Ostfriesen Genealogical Conference, 7-9 August 2003
Conferences with an ethnic focus are a unique experience, offering the genealogist exposure to sources and individuals they would be hard-pressed to find elsewhere. The Ostfriesen Genealogical Society of America is organizing their third conference, complete with a speaker from Ostfriesland and a host of other ethnic-based lectures. The conference staff will also have a library of Ostfriesen materials on-site for conference attendees to use, along with vendors selling Ostfriesen imports. Ostfriesens tend to be highly organized and this conference is no differentit is a great genealogical experience.
Learning About Other Events
There are other events besides these on the horizon. Finding out about events is sometimes problematic, especially if you have never attended a conference before. There is a mailing list at Rootsweb ( www.rootsweb.com/~autwgw/gencon/list.htm), where individuals can post news of genealogy workshops, seminars, and lectures. This mailing list is archived at: http://archiver.rootsweb.com/th/index/gen-events

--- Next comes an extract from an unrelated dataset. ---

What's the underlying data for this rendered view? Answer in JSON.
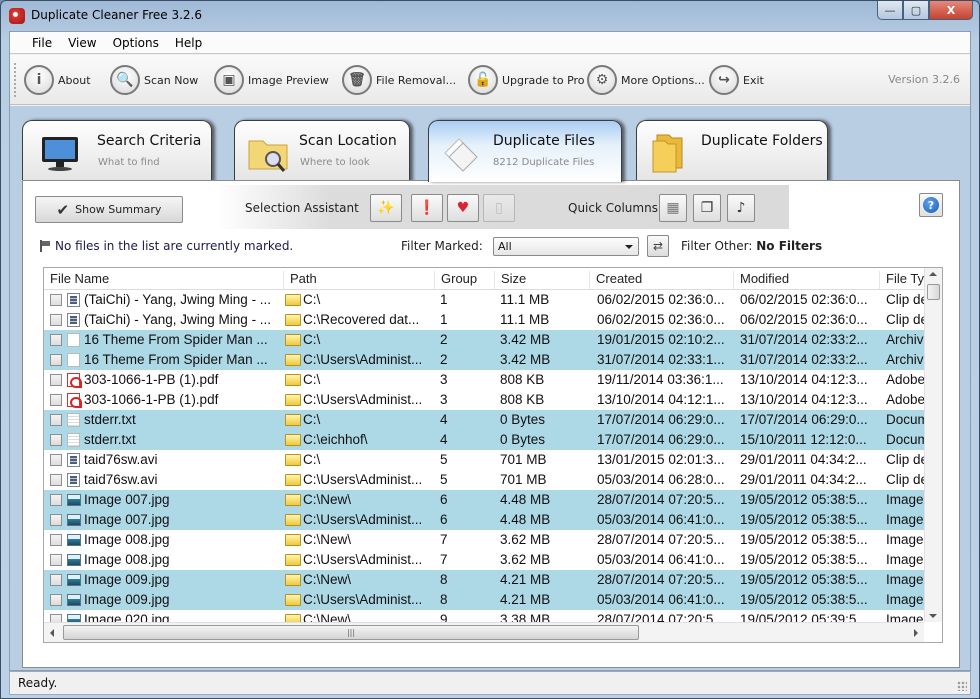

The Federation of Genealogical Societies' website also has a list of upcoming genealogical events at: www.fgs.org/fgs-calendar.asp One of the more comprehensive list of genealogical events is located at geniespeak: www.geniespeak.com/event.html. Readers interested in learning about events in their area should also contact their local genealogical society for information about upcoming workshops in their area.
Some genealogists are not able to attend conferences or workshops for a variety of reasons. Those who cannot attend national conferences can purchase audiotapes of lectures from Repeat Performance www.audiotapes.com/ (Select "genealogy" under "Shop by Category").
The handouts (I prefer to call them "tomes") from past Federation of Genealogical Societies' Conferences can be purchased via the FGS website: www.fgs.org. Most lecture materials contain sources and references to additional reading material.
Copyright 2003, MyFamily.com.
Michael John Neill is the Course I Coordinator at the Genealogical Institute of Mid America (GIMA) held annually in Springfield, Illinois, and is also on the faculty of Carl Sandburg College in Galesburg, Illinois. Michael is the Web columnist for the FGS FORUM and is on the editorial board of the Illinois State Genealogical Society Quarterly. He conducts seminars and lectures on a wide variety of genealogical and computer topics and contributes to several genealogical publications, including Ancestry Magazine and Genealogical Computing. You can email him at: firstname.lastname@example.org or visit his website at: www.rootdig.com/, but he regrets that he is unable to assist with personal research.
Used by the author on his website with permission.
Other Michael John Neill Articles from the Ancestry Daily News
---type in your surname or county and state in the search box that comes up on the left hand side of your screen. I've found and purchased several books this way!